What you have to do: Word for word, reproduce each line of the data below, omitting every image.

(Dataset rows describing interfaces)
*** Block opens ***
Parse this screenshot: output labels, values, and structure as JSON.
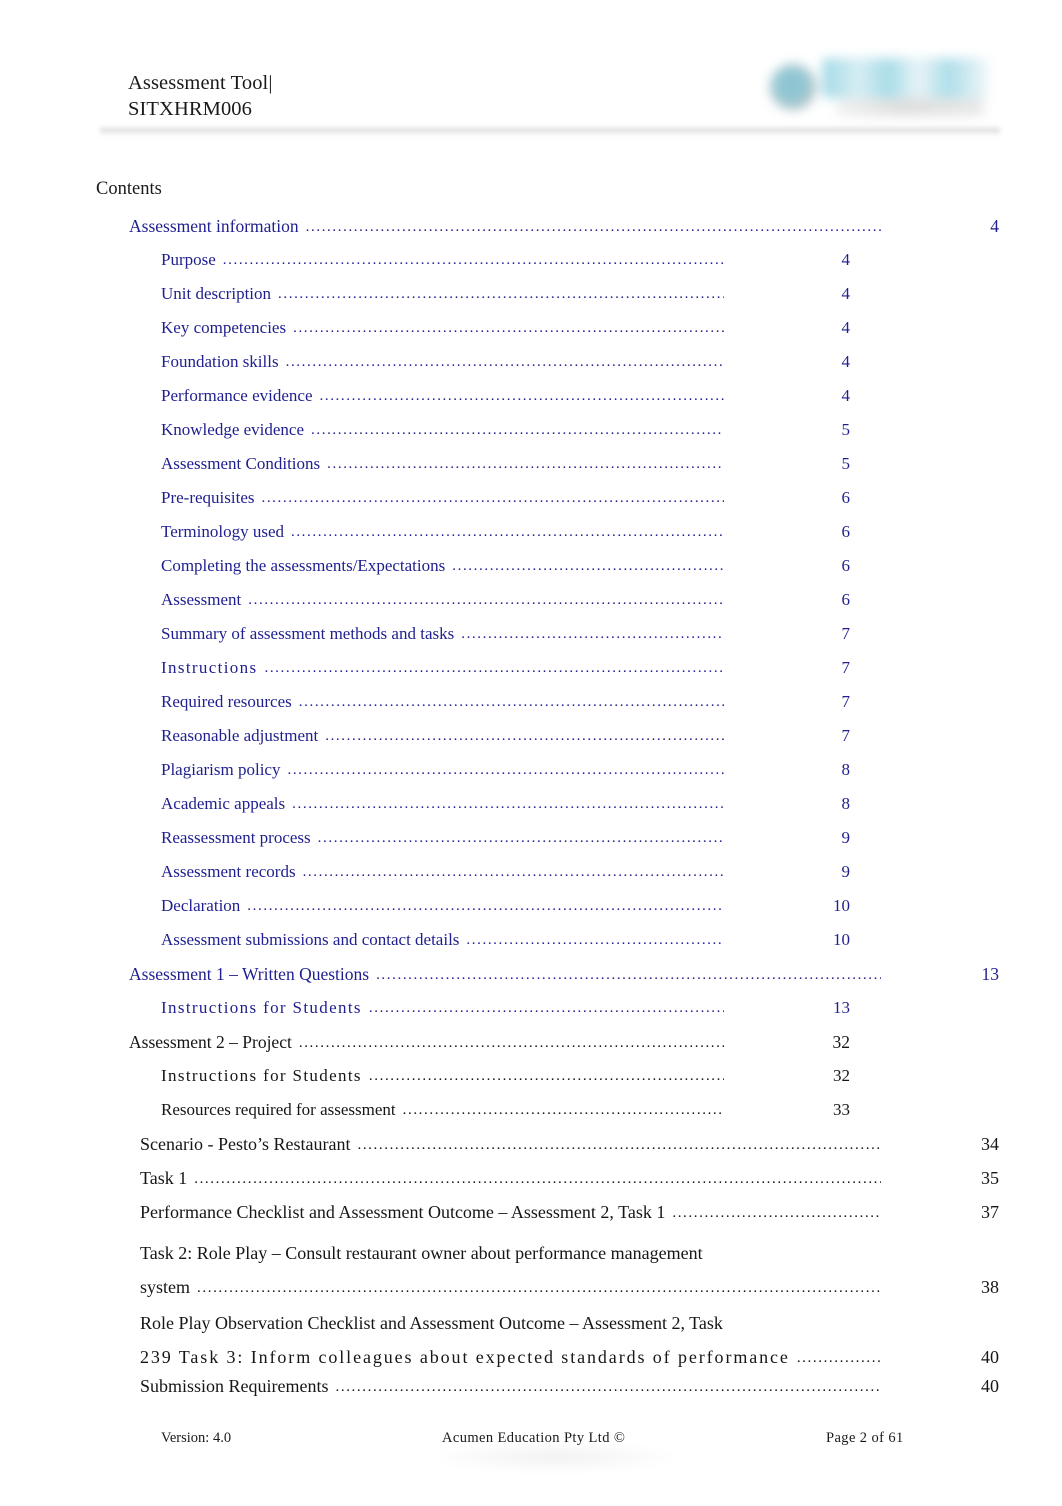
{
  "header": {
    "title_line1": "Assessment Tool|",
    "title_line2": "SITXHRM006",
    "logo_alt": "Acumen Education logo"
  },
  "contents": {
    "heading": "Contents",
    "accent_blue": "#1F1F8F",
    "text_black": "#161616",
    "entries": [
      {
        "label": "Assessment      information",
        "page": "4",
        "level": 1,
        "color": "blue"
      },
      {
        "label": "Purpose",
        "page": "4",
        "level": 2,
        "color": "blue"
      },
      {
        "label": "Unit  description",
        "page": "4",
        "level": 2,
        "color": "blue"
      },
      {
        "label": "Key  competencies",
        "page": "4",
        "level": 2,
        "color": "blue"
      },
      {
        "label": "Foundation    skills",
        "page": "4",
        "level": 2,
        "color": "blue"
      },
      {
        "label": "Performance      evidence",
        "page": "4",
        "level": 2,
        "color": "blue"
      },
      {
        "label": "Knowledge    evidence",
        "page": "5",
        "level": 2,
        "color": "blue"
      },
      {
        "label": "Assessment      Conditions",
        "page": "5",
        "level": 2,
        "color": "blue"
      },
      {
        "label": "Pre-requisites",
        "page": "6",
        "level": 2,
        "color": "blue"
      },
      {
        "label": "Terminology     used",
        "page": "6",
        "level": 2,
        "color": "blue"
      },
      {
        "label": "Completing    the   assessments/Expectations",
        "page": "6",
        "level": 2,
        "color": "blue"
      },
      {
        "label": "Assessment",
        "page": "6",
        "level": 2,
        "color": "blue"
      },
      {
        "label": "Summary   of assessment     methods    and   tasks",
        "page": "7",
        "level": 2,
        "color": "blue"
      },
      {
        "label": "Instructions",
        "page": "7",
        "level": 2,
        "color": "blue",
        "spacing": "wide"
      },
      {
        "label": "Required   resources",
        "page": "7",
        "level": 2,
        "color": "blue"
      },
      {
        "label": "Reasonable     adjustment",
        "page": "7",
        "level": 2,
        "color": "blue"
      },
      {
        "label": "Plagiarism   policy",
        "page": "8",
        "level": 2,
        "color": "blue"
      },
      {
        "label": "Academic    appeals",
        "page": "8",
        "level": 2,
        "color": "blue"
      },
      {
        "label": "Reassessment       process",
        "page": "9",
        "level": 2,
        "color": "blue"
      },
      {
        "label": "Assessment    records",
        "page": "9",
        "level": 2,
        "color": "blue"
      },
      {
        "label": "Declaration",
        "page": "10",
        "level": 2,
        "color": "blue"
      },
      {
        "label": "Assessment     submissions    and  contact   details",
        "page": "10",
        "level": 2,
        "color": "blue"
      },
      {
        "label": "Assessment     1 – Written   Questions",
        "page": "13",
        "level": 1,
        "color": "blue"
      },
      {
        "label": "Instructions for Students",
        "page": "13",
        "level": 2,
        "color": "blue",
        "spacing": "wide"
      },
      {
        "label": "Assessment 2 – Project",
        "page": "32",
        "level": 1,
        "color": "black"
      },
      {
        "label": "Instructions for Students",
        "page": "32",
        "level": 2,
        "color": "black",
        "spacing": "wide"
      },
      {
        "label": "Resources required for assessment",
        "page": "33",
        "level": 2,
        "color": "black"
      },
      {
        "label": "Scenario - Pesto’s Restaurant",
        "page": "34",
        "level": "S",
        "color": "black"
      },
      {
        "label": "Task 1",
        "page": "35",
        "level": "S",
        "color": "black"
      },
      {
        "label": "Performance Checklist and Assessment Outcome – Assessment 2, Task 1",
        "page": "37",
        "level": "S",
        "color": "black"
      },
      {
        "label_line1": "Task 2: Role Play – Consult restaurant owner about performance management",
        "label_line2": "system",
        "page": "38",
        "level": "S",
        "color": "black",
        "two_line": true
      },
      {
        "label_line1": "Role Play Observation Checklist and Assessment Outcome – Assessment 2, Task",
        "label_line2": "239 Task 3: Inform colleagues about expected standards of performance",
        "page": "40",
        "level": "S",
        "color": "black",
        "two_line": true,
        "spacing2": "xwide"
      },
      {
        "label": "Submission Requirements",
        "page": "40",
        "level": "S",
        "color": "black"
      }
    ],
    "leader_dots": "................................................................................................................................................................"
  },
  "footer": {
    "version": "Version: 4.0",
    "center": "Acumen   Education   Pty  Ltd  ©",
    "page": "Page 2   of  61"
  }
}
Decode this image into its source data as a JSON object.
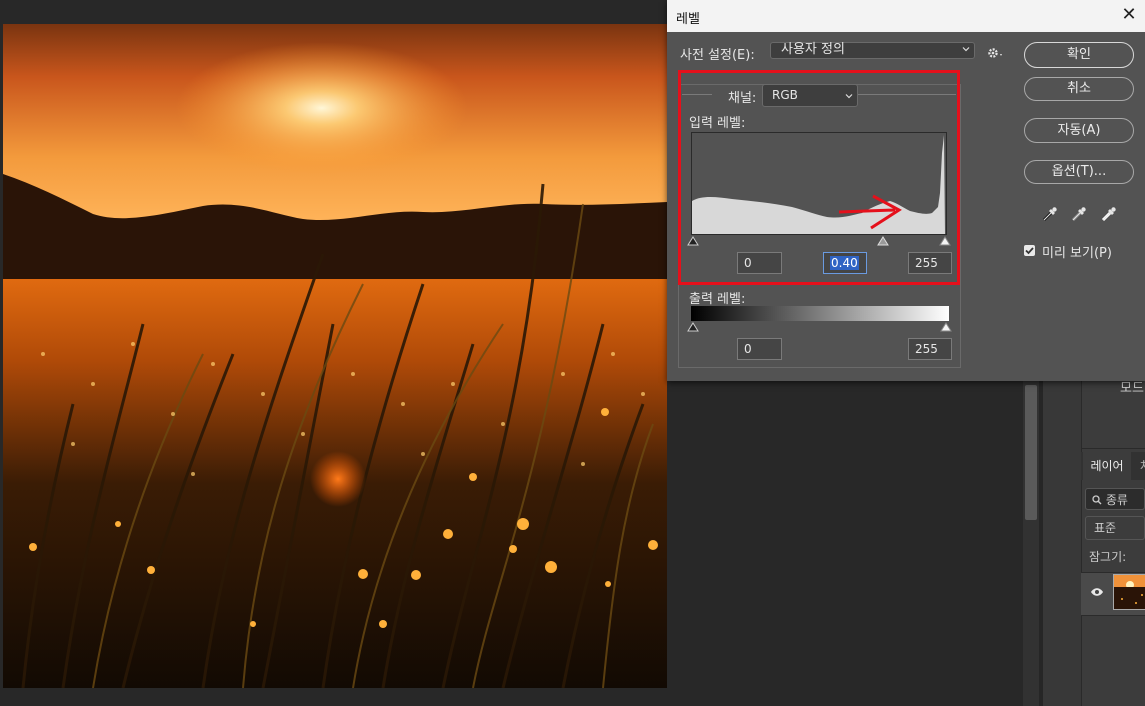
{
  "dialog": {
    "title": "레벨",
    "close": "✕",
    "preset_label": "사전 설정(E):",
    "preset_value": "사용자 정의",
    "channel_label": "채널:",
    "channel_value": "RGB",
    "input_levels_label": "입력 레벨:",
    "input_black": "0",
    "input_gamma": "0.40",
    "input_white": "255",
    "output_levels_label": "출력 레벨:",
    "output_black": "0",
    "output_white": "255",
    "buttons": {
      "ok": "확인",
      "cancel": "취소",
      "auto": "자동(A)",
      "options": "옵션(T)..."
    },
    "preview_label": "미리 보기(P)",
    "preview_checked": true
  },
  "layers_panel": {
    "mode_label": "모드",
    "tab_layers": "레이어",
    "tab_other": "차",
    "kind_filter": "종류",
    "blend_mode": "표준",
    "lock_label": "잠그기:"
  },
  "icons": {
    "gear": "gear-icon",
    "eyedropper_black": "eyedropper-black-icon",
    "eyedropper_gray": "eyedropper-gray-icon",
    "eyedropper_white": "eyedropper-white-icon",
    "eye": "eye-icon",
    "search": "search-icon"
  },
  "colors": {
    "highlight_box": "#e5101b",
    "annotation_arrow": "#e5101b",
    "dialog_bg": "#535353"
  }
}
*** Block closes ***
Response to this task:
Parse this screenshot: output labels, values, and structure as JSON.
{
  "header": {
    "title_line1": "Assessment Tool|",
    "title_line2": "SITXHRM006",
    "logo_alt": "Acumen Education logo"
  },
  "contents": {
    "heading": "Contents",
    "accent_blue": "#1F1F8F",
    "text_black": "#161616",
    "entries": [
      {
        "label": "Assessment      information",
        "page": "4",
        "level": 1,
        "color": "blue"
      },
      {
        "label": "Purpose",
        "page": "4",
        "level": 2,
        "color": "blue"
      },
      {
        "label": "Unit  description",
        "page": "4",
        "level": 2,
        "color": "blue"
      },
      {
        "label": "Key  competencies",
        "page": "4",
        "level": 2,
        "color": "blue"
      },
      {
        "label": "Foundation    skills",
        "page": "4",
        "level": 2,
        "color": "blue"
      },
      {
        "label": "Performance      evidence",
        "page": "4",
        "level": 2,
        "color": "blue"
      },
      {
        "label": "Knowledge    evidence",
        "page": "5",
        "level": 2,
        "color": "blue"
      },
      {
        "label": "Assessment      Conditions",
        "page": "5",
        "level": 2,
        "color": "blue"
      },
      {
        "label": "Pre-requisites",
        "page": "6",
        "level": 2,
        "color": "blue"
      },
      {
        "label": "Terminology     used",
        "page": "6",
        "level": 2,
        "color": "blue"
      },
      {
        "label": "Completing    the   assessments/Expectations",
        "page": "6",
        "level": 2,
        "color": "blue"
      },
      {
        "label": "Assessment",
        "page": "6",
        "level": 2,
        "color": "blue"
      },
      {
        "label": "Summary   of assessment     methods    and   tasks",
        "page": "7",
        "level": 2,
        "color": "blue"
      },
      {
        "label": "Instructions",
        "page": "7",
        "level": 2,
        "color": "blue",
        "spacing": "wide"
      },
      {
        "label": "Required   resources",
        "page": "7",
        "level": 2,
        "color": "blue"
      },
      {
        "label": "Reasonable     adjustment",
        "page": "7",
        "level": 2,
        "color": "blue"
      },
      {
        "label": "Plagiarism   policy",
        "page": "8",
        "level": 2,
        "color": "blue"
      },
      {
        "label": "Academic    appeals",
        "page": "8",
        "level": 2,
        "color": "blue"
      },
      {
        "label": "Reassessment       process",
        "page": "9",
        "level": 2,
        "color": "blue"
      },
      {
        "label": "Assessment    records",
        "page": "9",
        "level": 2,
        "color": "blue"
      },
      {
        "label": "Declaration",
        "page": "10",
        "level": 2,
        "color": "blue"
      },
      {
        "label": "Assessment     submissions    and  contact   details",
        "page": "10",
        "level": 2,
        "color": "blue"
      },
      {
        "label": "Assessment     1 – Written   Questions",
        "page": "13",
        "level": 1,
        "color": "blue"
      },
      {
        "label": "Instructions for Students",
        "page": "13",
        "level": 2,
        "color": "blue",
        "spacing": "wide"
      },
      {
        "label": "Assessment 2 – Project",
        "page": "32",
        "level": 1,
        "color": "black"
      },
      {
        "label": "Instructions for Students",
        "page": "32",
        "level": 2,
        "color": "black",
        "spacing": "wide"
      },
      {
        "label": "Resources required for assessment",
        "page": "33",
        "level": 2,
        "color": "black"
      },
      {
        "label": "Scenario - Pesto’s Restaurant",
        "page": "34",
        "level": "S",
        "color": "black"
      },
      {
        "label": "Task 1",
        "page": "35",
        "level": "S",
        "color": "black"
      },
      {
        "label": "Performance Checklist and Assessment Outcome – Assessment 2, Task 1",
        "page": "37",
        "level": "S",
        "color": "black"
      },
      {
        "label_line1": "Task 2: Role Play – Consult restaurant owner about performance management",
        "label_line2": "system",
        "page": "38",
        "level": "S",
        "color": "black",
        "two_line": true
      },
      {
        "label_line1": "Role Play Observation Checklist and Assessment Outcome – Assessment 2, Task",
        "label_line2": "239 Task 3: Inform colleagues about expected standards of performance",
        "page": "40",
        "level": "S",
        "color": "black",
        "two_line": true,
        "spacing2": "xwide"
      },
      {
        "label": "Submission Requirements",
        "page": "40",
        "level": "S",
        "color": "black"
      }
    ],
    "leader_dots": "................................................................................................................................................................"
  },
  "footer": {
    "version": "Version: 4.0",
    "center": "Acumen   Education   Pty  Ltd  ©",
    "page": "Page 2   of  61"
  }
}
Decode this image into its source data as a JSON object.
{
  "dialog": {
    "title": "레벨",
    "close": "✕",
    "preset_label": "사전 설정(E):",
    "preset_value": "사용자 정의",
    "channel_label": "채널:",
    "channel_value": "RGB",
    "input_levels_label": "입력 레벨:",
    "input_black": "0",
    "input_gamma": "0.40",
    "input_white": "255",
    "output_levels_label": "출력 레벨:",
    "output_black": "0",
    "output_white": "255",
    "buttons": {
      "ok": "확인",
      "cancel": "취소",
      "auto": "자동(A)",
      "options": "옵션(T)..."
    },
    "preview_label": "미리 보기(P)",
    "preview_checked": true
  },
  "layers_panel": {
    "mode_label": "모드",
    "tab_layers": "레이어",
    "tab_other": "차",
    "kind_filter": "종류",
    "blend_mode": "표준",
    "lock_label": "잠그기:"
  },
  "icons": {
    "gear": "gear-icon",
    "eyedropper_black": "eyedropper-black-icon",
    "eyedropper_gray": "eyedropper-gray-icon",
    "eyedropper_white": "eyedropper-white-icon",
    "eye": "eye-icon",
    "search": "search-icon"
  },
  "colors": {
    "highlight_box": "#e5101b",
    "annotation_arrow": "#e5101b",
    "dialog_bg": "#535353"
  }
}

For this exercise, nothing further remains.